Many comics readers were absolutely thrilled when Dark Horse Comics recently published a series of books collecting all of the highly regarded Little Lulu comics by John Stanley and artist Irving Tripp. They’re likely to be equally excited by the announcement of Drawn & Quarterly’s John Stanley Library project.
Spearheaded by editor Tom Devlin, who is consulting with Stanley’s son Jim Stanley, the John Stanley Library is set up to collect Stanley’s most popular non-Lulu strips into hardcover editions. April will see the first volume of Stanley’s Melvin Monster arrive in stores.
Jim Stanley, son of the legendary cartoonist (and himself a graphic designer for an environmental planning firm who freelances in website design/programming and print advertising, and who lives in New York with his wife Joan and two kids: Isabel, 7 and Adam, 16 months), answered some email questions for us about this reprint project and growing up Stanley.
“The Library is a project of Drawn and Quarterly completely. Tom Devlin, the editor, contacted me and described the scope of the project and asked if there was anything I could contribute for the pre-publicity,” Stanley explained of his involvement. “I had some early photos of my father that they liked and used on their website.

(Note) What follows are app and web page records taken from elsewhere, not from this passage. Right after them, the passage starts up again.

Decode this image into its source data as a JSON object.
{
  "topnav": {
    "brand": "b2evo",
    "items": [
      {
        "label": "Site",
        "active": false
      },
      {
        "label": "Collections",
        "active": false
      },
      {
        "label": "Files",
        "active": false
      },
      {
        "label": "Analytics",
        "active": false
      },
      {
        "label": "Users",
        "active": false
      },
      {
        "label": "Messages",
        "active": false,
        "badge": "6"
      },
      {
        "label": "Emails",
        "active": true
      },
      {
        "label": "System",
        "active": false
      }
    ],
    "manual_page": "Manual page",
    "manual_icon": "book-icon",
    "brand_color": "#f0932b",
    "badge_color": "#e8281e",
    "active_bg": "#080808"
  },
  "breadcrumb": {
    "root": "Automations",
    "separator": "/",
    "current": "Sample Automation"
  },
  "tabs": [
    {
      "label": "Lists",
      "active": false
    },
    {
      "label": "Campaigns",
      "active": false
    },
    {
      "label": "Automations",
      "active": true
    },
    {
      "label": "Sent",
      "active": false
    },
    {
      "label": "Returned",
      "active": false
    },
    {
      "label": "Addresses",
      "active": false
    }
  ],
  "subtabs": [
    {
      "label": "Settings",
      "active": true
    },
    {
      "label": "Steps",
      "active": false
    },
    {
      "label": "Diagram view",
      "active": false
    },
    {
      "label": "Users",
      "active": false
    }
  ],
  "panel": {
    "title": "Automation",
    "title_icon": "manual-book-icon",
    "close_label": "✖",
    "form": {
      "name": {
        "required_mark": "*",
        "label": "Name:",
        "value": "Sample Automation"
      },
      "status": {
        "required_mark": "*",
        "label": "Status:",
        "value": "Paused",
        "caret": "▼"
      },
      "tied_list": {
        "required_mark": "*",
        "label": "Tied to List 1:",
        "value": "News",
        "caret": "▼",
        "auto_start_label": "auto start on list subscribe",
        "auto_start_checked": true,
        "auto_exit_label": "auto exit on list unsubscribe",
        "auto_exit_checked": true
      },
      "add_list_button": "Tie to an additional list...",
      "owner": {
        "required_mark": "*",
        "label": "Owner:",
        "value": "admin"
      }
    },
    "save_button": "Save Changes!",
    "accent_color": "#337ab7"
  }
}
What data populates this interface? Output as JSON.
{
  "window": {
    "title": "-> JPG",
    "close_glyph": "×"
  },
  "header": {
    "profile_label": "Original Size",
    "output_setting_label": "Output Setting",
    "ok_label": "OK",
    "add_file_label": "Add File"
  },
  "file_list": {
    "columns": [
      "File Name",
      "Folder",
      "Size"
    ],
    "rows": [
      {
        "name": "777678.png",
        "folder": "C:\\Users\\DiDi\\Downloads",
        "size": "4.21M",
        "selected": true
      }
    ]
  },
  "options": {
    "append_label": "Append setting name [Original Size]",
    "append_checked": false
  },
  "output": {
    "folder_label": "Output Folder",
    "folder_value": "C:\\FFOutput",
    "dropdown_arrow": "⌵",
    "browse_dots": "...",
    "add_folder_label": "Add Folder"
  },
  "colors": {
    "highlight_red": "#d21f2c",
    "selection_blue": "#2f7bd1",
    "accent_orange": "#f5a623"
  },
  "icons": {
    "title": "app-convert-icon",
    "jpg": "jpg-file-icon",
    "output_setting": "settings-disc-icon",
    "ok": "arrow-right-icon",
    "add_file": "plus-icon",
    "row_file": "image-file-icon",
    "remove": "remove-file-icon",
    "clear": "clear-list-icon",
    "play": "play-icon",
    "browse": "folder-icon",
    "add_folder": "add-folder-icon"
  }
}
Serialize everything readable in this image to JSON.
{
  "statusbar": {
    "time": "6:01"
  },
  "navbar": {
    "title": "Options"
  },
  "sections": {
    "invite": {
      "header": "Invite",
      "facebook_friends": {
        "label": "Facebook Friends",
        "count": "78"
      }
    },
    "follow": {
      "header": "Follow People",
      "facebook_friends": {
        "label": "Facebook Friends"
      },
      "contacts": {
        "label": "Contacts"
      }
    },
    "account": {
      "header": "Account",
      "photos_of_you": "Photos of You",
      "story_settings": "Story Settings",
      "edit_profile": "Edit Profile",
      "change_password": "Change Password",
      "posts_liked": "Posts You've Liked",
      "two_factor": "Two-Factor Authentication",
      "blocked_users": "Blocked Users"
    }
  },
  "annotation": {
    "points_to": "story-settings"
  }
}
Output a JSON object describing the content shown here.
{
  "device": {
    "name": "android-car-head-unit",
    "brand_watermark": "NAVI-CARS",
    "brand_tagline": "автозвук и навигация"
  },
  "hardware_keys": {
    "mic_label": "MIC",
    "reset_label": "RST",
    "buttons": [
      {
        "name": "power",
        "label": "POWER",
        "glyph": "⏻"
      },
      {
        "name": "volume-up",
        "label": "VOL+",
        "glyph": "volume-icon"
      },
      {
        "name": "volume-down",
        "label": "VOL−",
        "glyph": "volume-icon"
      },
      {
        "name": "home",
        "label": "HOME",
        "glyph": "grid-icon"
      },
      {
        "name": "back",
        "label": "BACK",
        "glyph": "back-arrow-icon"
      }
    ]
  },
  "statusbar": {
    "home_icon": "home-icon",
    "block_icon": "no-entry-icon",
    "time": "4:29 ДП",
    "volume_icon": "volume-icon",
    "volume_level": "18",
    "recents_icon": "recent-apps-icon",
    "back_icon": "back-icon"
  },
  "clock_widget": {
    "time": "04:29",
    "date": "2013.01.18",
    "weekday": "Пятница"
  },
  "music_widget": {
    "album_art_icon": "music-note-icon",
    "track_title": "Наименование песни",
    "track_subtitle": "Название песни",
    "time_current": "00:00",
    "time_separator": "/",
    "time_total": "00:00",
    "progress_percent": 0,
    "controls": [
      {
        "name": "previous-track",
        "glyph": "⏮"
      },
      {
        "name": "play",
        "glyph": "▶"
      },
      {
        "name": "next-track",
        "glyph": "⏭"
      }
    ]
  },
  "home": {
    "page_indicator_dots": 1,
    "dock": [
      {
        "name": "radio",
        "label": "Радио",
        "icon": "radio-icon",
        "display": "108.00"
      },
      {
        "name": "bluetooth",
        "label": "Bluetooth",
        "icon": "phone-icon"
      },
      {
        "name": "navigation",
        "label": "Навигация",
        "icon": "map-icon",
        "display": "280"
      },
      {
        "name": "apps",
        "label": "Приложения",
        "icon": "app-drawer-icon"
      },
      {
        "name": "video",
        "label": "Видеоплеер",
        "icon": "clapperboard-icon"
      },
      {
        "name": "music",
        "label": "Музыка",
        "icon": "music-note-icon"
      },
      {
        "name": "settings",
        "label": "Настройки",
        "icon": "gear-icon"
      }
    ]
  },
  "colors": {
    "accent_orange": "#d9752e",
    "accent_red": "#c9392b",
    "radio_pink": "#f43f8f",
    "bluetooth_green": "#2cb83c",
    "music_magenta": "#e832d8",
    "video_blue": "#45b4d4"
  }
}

“I don’t know why they started with Melvin,” he offered of the line’s inaugural title, “but I think it’s an excellent choice. Melvin is at the top of my list of his best work. There … that answers your last question too!” Stanley responded, indeed pre-empting a question about which of his father’s strips was his personal favorite.
Asked about what continues to attract new readers to his father’s work after so many years, Stanley told me, “I think the answer to that is the same for any enduring material that continues to draw new generations of fans: good writing that is basically funny/scary/moving enough that most can relate to it, regardless of their age or background.
“I first realized he had a following when my friend and I tagged along with him to Boston Comic Con in ’76,” Jim said of realizing how influential his father was among comics fans. “Besides having the time of my life being fourteen and running around with no supervision, I remember him on the dais, answering questions with Carl Barks. Later on, he told me about a few hard-core fans who would write him regularly and I noticed a fanzine sent to him, The Stanley Steamer. By then it had sunk in.”
Despite the cartoonist’s reputed complicated relationship with the comics industry, Stanley says that he remembers his father having great pride in his comics work. “I recall him telling me he worked on Nancy and Sluggo among other things. He mentioned himself that he worked on so many things, he could never remember them all. Melvin was always around, way back from my earliest memories. He was proud of it, and I did get the feeling he was somewhat disappointed that it didn’t make it.
“I’m delighted to see the appreciation of his work. Some of the terms thrown around in describing his work and contribution to comic history are stunning to me,” Stanley wrote when talking about his feelings on the recent upsurge in publishers reprinting his father’s work. “He was a very modest and had a self-deprecating side to him. I wish he were around today to enjoy the new appreciation of his work; I think he would enjoy it.”
In recent years, Jim Stanley has talked about establishing an Internet presence that would commemorate John Stanley and his comic book work. “There is some movement in that area, and few domain names lined up. I’ll let you know when I have something up,” he said. Until then, readers can appreciate Dark Horse’s Little Lulu editions and D&Q’s upcoming John Stanley Library.
Melvin Monster vol. 1, the first book in the John Stanley Library, arrives in stories in April. Nancy and Nancy and Sluggo will follow from Drawn and Quarterly.